3. In the field, endophyte prevalence levels were generally low (range = 10–53%) compared with those reported from agricultural systems. Under mesic-moist conditions endophyte prevalence was constantly low (mean prevalence = 15%) and was not affected by grazing pressure or nutrient availability. In contrast, under conditions of drought, endophyte prevalence increased from 10% to 53% with increasing nutrient availability and increasing grazing pressure.
4. In the field, we measured the production of flowering culms, as a proxy for host fitness, to determine how endophyte-infected plants differed from uninfected plants. At dry sites, endophyte infection did not affect flowering culm production. In contrast, at mesic-moist sites production of flowering culms in endophyte-infected plants increased with the covarying effects of increasing nutrient availability and grazing pressure, indicating that the interaction switched from antagonistic to mutualistic.
5. A concurrent glasshouse experiment showed that in most situations, the host appears to incur some costs for harbouring endophytes. Uninfected grasses generally outperformed infected grasses (antagonistic interaction), while infected grasses outperformed uninfected grasses (mutualistic interaction) only in dry, nutrient-rich conditions. Nutrient and water addition affected tiller production, leaf number and leaf length differently, suggesting that tillers responded with different strategies. This emphasizes that several response variables are needed to evaluate the interaction.
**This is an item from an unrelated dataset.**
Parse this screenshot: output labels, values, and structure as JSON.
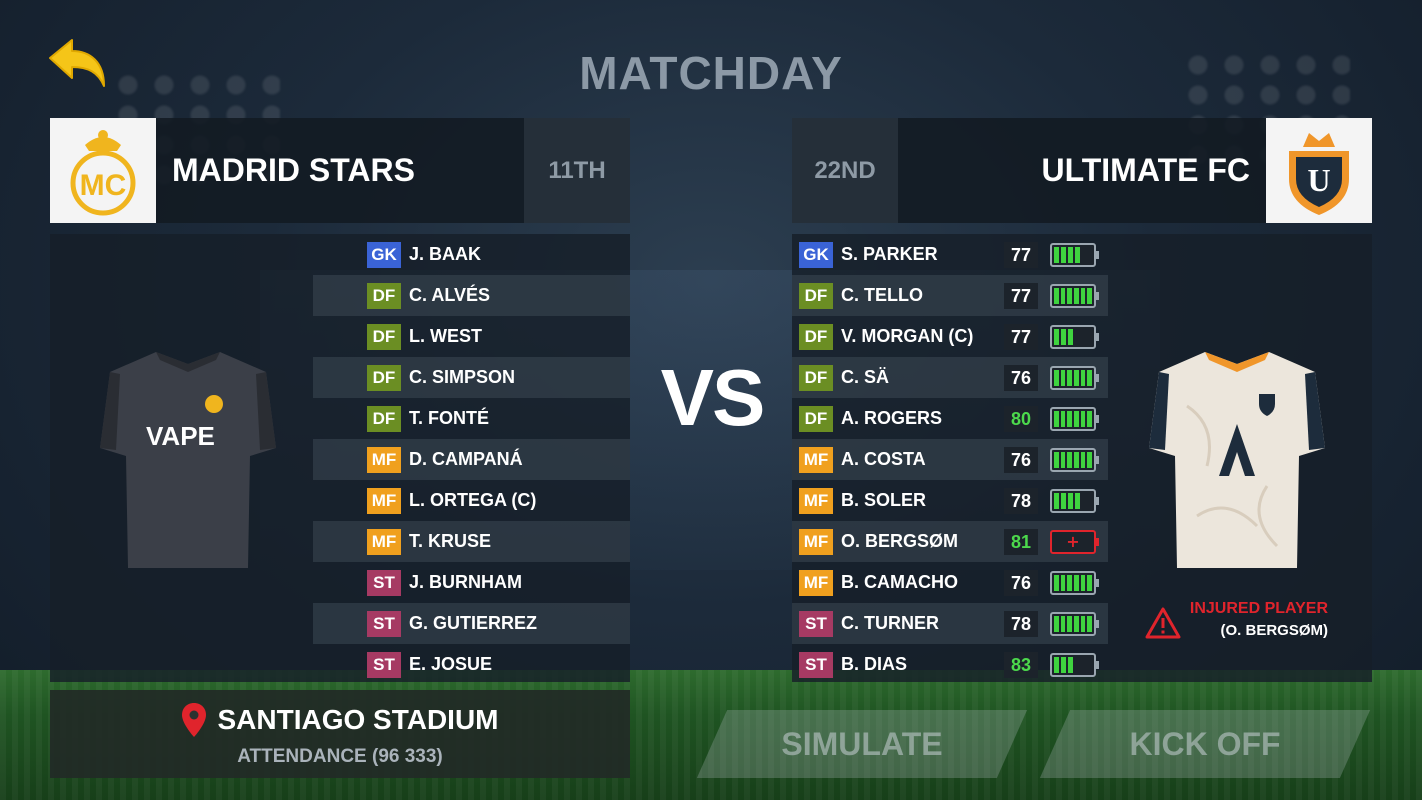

6. Synthesis. This study found complex patterns in endophyte prevalence that were not always correlated with culm production. These contrasting patterns suggest that the direction and strength of selection on infected plants is highly variable and depends upon a suite of interacting environmental variables that may fluctuate in the intensity of their impact, during the course of the host life cycle.
2010. Vol. 98, no 2, 470-479 p.
antagonist–mutualist continuum, endophyte, Epichloë festucae, Festuca rubra, grass, herbivory, nutrient stress, Sweden, symbiosis, water stress